Instructions for the task » Pick out each line with the word "favicon" from the material that follows.

Records to use »
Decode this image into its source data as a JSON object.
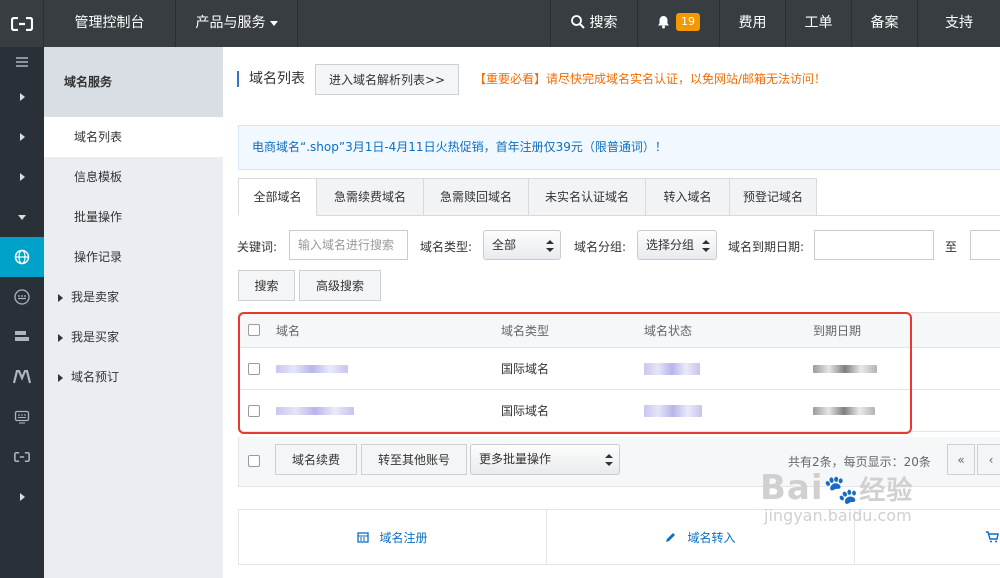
{
  "topbar": {
    "console": "管理控制台",
    "products": "产品与服务",
    "search": "搜索",
    "bell_count": "19",
    "fee": "费用",
    "ticket": "工单",
    "beian": "备案",
    "support": "支持"
  },
  "sidebar": {
    "title": "域名服务",
    "items": [
      {
        "label": "域名列表"
      },
      {
        "label": "信息模板"
      },
      {
        "label": "批量操作"
      },
      {
        "label": "操作记录"
      },
      {
        "label": "我是卖家"
      },
      {
        "label": "我是买家"
      },
      {
        "label": "域名预订"
      }
    ]
  },
  "main": {
    "title": "域名列表",
    "dns_button": "进入域名解析列表>>",
    "warning": "【重要必看】请尽快完成域名实名认证，以免网站/邮箱无法访问！",
    "promo": "电商域名“.shop”3月1日-4月11日火热促销，首年注册仅39元（限普通词）！",
    "tabs": [
      "全部域名",
      "急需续费域名",
      "急需赎回域名",
      "未实名认证域名",
      "转入域名",
      "预登记域名"
    ],
    "filters": {
      "keyword_label": "关键词:",
      "keyword_placeholder": "输入域名进行搜索",
      "type_label": "域名类型:",
      "type_value": "全部",
      "group_label": "域名分组:",
      "group_value": "选择分组",
      "expire_label": "域名到期日期:",
      "to_label": "至"
    },
    "search_button": "搜索",
    "advanced_button": "高级搜索",
    "table": {
      "headers": [
        "域名",
        "域名类型",
        "域名状态",
        "到期日期"
      ],
      "rows": [
        {
          "type": "国际域名"
        },
        {
          "type": "国际域名"
        }
      ]
    },
    "footer": {
      "renew_button": "域名续费",
      "transfer_button": "转至其他账号",
      "batch_select": "更多批量操作",
      "summary": "共有2条，每页显示：20条",
      "first_page": "«",
      "prev_page": "‹"
    },
    "actions": {
      "register": "域名注册",
      "transfer_in": "域名转入"
    }
  },
  "watermark": {
    "line1": "Bai",
    "line1b": "经验",
    "line2": "jingyan.baidu.com"
  },
  "colors": {
    "topbar": "#373d41",
    "rail": "#293038",
    "rail_active": "#00a2ca",
    "badge": "#f39800",
    "warning": "#f36c00",
    "link": "#0d6fc1",
    "highlight": "#e73a2f"
  }
}
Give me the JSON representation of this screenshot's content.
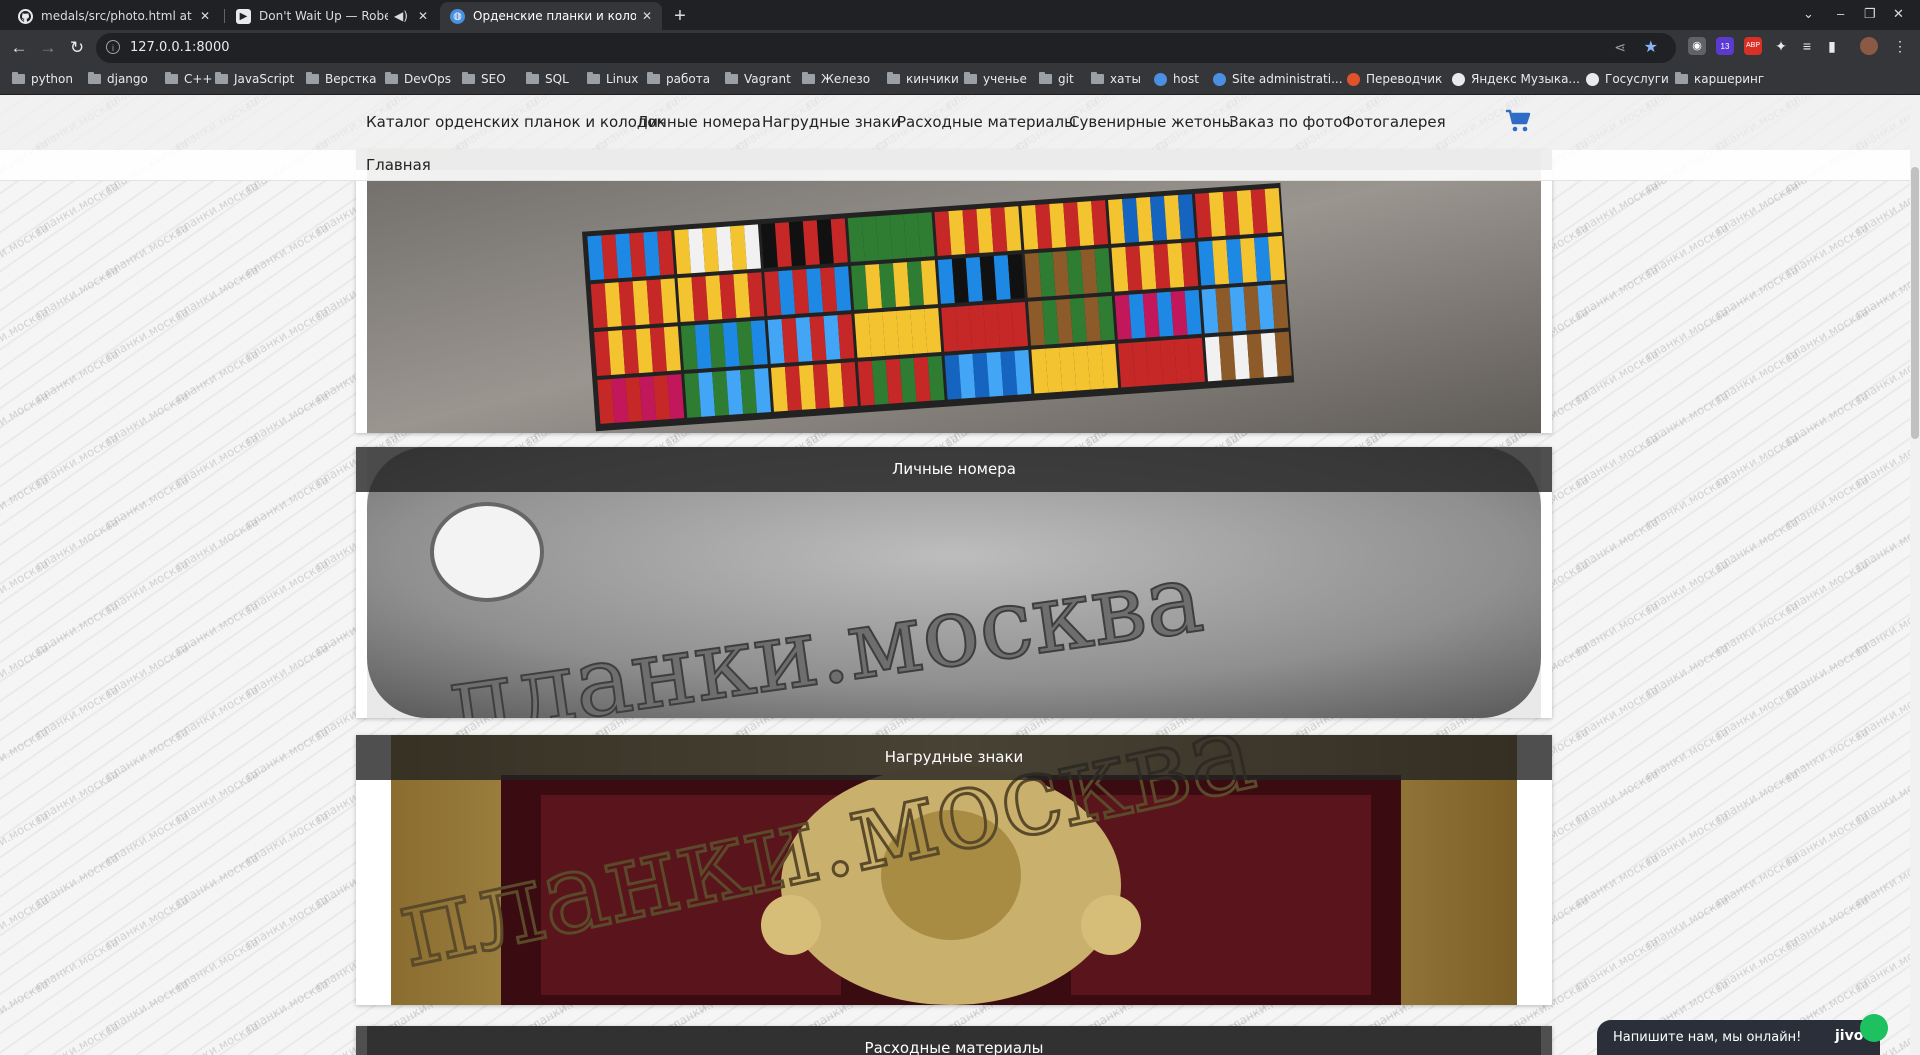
{
  "browser": {
    "tabs": [
      {
        "title": "medals/src/photo.html at ma",
        "favicon": "github-icon"
      },
      {
        "title": "Don't Wait Up — Robert",
        "favicon": "youtube-music-icon"
      },
      {
        "title": "Орденские планки и колод",
        "favicon": "globe-icon",
        "active": true
      }
    ],
    "url": "127.0.0.1:8000",
    "ext_badge_1": "13",
    "ext_badge_2": "ABP",
    "bookmarks": [
      {
        "label": "python",
        "type": "folder"
      },
      {
        "label": "django",
        "type": "folder"
      },
      {
        "label": "C++",
        "type": "folder"
      },
      {
        "label": "JavaScript",
        "type": "folder"
      },
      {
        "label": "Верстка",
        "type": "folder"
      },
      {
        "label": "DevOps",
        "type": "folder"
      },
      {
        "label": "SEO",
        "type": "folder"
      },
      {
        "label": "SQL",
        "type": "folder"
      },
      {
        "label": "Linux",
        "type": "folder"
      },
      {
        "label": "работа",
        "type": "folder"
      },
      {
        "label": "Vagrant",
        "type": "folder"
      },
      {
        "label": "Железо",
        "type": "folder"
      },
      {
        "label": "кинчики",
        "type": "folder"
      },
      {
        "label": "ученье",
        "type": "folder"
      },
      {
        "label": "git",
        "type": "folder"
      },
      {
        "label": "хаты",
        "type": "folder"
      },
      {
        "label": "host",
        "type": "site"
      },
      {
        "label": "Site administrati...",
        "type": "site"
      },
      {
        "label": "Переводчик",
        "type": "site"
      },
      {
        "label": "Яндекс Музыка...",
        "type": "site"
      },
      {
        "label": "Госуслуги",
        "type": "site"
      },
      {
        "label": "каршеринг",
        "type": "folder"
      }
    ]
  },
  "site": {
    "nav": [
      "Каталог орденских планок и колодок",
      "Личные номера",
      "Нагрудные знаки",
      "Расходные материалы",
      "Сувенирные жетоны",
      "Заказ по фото",
      "Фотогалерея"
    ],
    "breadcrumb": "Главная",
    "watermark": "планки.москва",
    "cards": [
      {
        "caption": "",
        "image": "ribbon-bars-photo"
      },
      {
        "caption": "Личные номера",
        "image": "dog-tag-photo"
      },
      {
        "caption": "Нагрудные знаки",
        "image": "breast-badge-photo"
      },
      {
        "caption": "Расходные материалы",
        "image": "materials-photo"
      }
    ],
    "chat": {
      "text": "Напишите нам, мы онлайн!",
      "brand": "jivo"
    }
  },
  "colors": {
    "chrome_dark": "#202124",
    "chrome_toolbar": "#35363a",
    "cart_blue": "#2f6cc6",
    "chat_bg": "#2a2f3a",
    "chat_green": "#1ec15f"
  }
}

Exercise solution »
        "favicon": "github-icon"
        "favicon": "youtube-music-icon"
        "favicon": "globe-icon",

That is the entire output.